In the beauty industry it is known as fractionated coconut oil, which is often used as carrier oil to mix with other ingredients.
See fractionated coconut oil.
Coconut oil cooking spray
Coconut oil in a spray bottle mixed with a whole list of ingredients to help the oil get out of the container such as:
1. Propellants, which are derived from both mineral and natural gases.
2. Dimemythlpolysiloxane, also known as Aspolydimethylsiloxane a chemical that’s often used in cosmetics.
Naturalpedia describes it as ”a toxic industrial chemical that is partially derived from silicone.”
These are not ingredients that should be in your body.
And while spraying your oil might seem convenient, it’s really not worth risking your health for.
More about why it’s best not to use coconut oil cooking spray and how to apply virgin coconut oil as anti-stick instead, can be found here.
Fractionated coconut oil
A type of coconut oil used in the beauty industry that has been altered to always stay liquid by removing one of its main components Lauric acid.
It has less health benefits than natural coconut oil and depending on how it’s been produced (which unfortunately is mostly not clear) it’s often the result of chemical processing.
It is mostly used because of practical reasons as it mixes easier with other ingredients and always stays liquid unlike natural coconut oil which becomes solid in cold temperatures.
Fractionated coconut oil is basically the same product as liquid coconut oil. It’s marketed as a cooking oil, which -unfortunately not mentioned on the label- is very sensitive to oxidation.
See also liquid coconut oil.
Hydrogenated coconut oil
This oil isn’t sold as a product by itself but you can find it on the ingredients list of some junk food.
Hydrogenated coconut oil is the result of chemically altering the unsaturated fats in coconut oil. It is used as a cheap way to avoid a (food) product from melting or changing consistency.
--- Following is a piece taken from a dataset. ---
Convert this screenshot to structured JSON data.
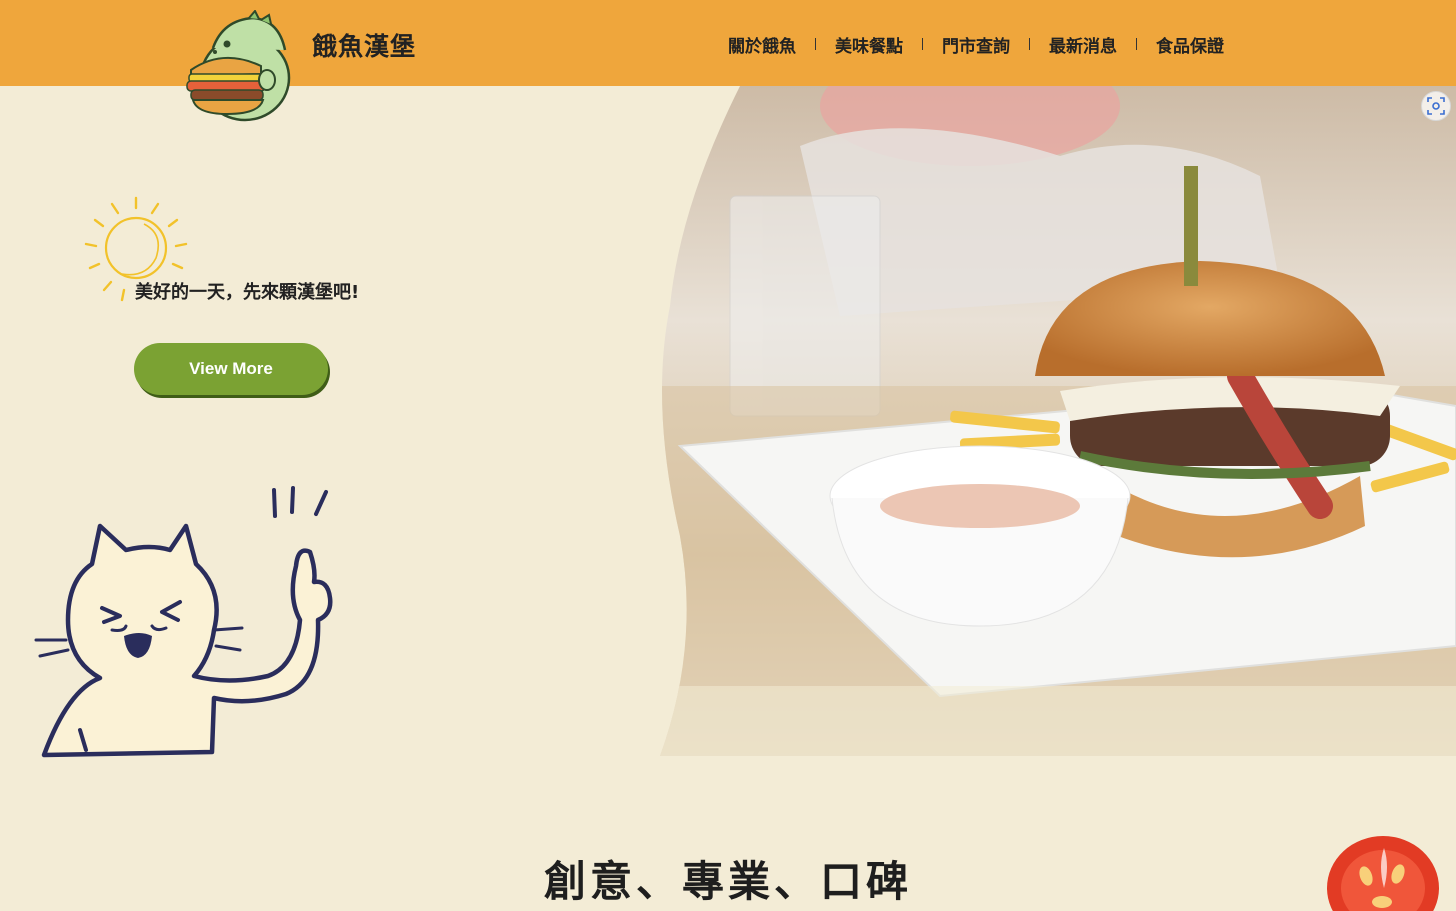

It creates dangerous trans fats – not something you want to put in your body.
You probably won’t ever find a consumer coconut oil brand labeled as hydrogenated coconut oil, but there are some coconut oil brands who mention their oil is non-hydrogenated to emphasize that it doesn’t contain trans fats.
Non-hydrogenated coconut oil
See hydrogenated coconut oil.
Fair trade coconut oil
Coconut oil that has been produced according to the ‘’Fair for Life’’ concept that guarantees fair pay, safe working conditions and community projects for the people involved with the production.
Cruelty-free coconut oil
Coconut oil is vegan and not tested on animals.
Unfortunately some coconut producers use chained monkeys instead of humans to pick coconuts. Monkeys work much faster and they cost much less.
Luckily there is increased attention to this deeply saddening, unethical practise.
All products should be cruelty-free by default. Please make it your priority to support cruelty-free brands.
That’s it! I think I’ve covered pretty much everything, but let me know if you think of another coconut oil name that you think should be mentioned here.
I hope this article with all the coconut oil terminology made things clearer for you and gave you a better idea of which coconut oil is good for you and which is best avoided.